_D5C5045brianby Brian Clarey

He’s 12 years old, brilliant, with a great sense of comedic timing.

But the kid doesn’t know how to talk on the phone.

It came up just the other day, when his pal called my wife’s cell to make weekend plans and she handed the receiver over.

He just stared at it for a second.

“Hello?” he said.

“You have to hold it to your ear,” she said.

He did.

“Hello?” he said.

“Tell him who you are,” she said.

“He knows who I am,” he said.

They don’t talk on the phone, These Kids These Days. My boy and his friend communicate mostly through whatever weird, free texting app they use on their devices or while they’re swordifying things on the Xbox. As long as there’s a wifi signal, this kid is within reach of everyone he knows. He doesn’t have a phone. He doesn’t need one. To him, it’s about as useful as talking on a walkie-talkie — which, ironically, he sort of enjoys, for the novelty factor.

We haven’t had a house phone in a decade, but if we did I imagine this kid giving it a wide berth, like he does with the lawnmower or the clippers I use to shave the hair off my shoulders. It just wouldn’t apply to his life.

Meanwhile, my phone has been on a long, slow decline for the past month or so, first wiping out all my contacts, then refusing to accept calls and finally showing great disrespect for all four new chargers and the single battery I’ve purchased in this time: six hours of charge time gives me about 90 minutes of battery life. It freezes up every time I try to use GPS. The camera won’t load.

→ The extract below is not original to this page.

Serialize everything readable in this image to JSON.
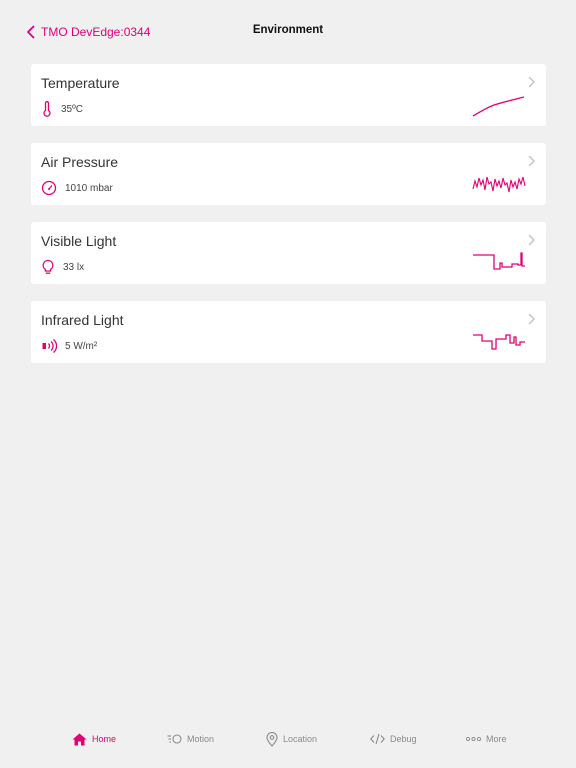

I’ll be upfront and say I’ve dropped it. A few times. And the screen is cracked in such a way so that every time I hold it to my head, it cuts my ear a little bit.

I hate my phone.

But unlike my son, I am crippled without it. I’m missing important calls and texts, unable to find contact phone numbers.

And at this point, the only phone numbers I remember by heart are the one to my parents’ old house… and one for my best friend’s house, which was right down the street when I was 12 years old.

Join the First Amendment Society, a membership that goes directly to funding TCB‘s newsroom.

We believe that reporting can save the world.

The TCB First Amendment Society recognizes the vital role of a free, unfettered press with a bundling of local experiences designed to build community, and unique engagements with our newsroom that will help you understand, and shape, local journalism’s critical role in uplifting the people in our cities.

All revenue goes directly into the newsroom as reporters’ salaries and freelance commissions.

⚡ Join The Society ⚡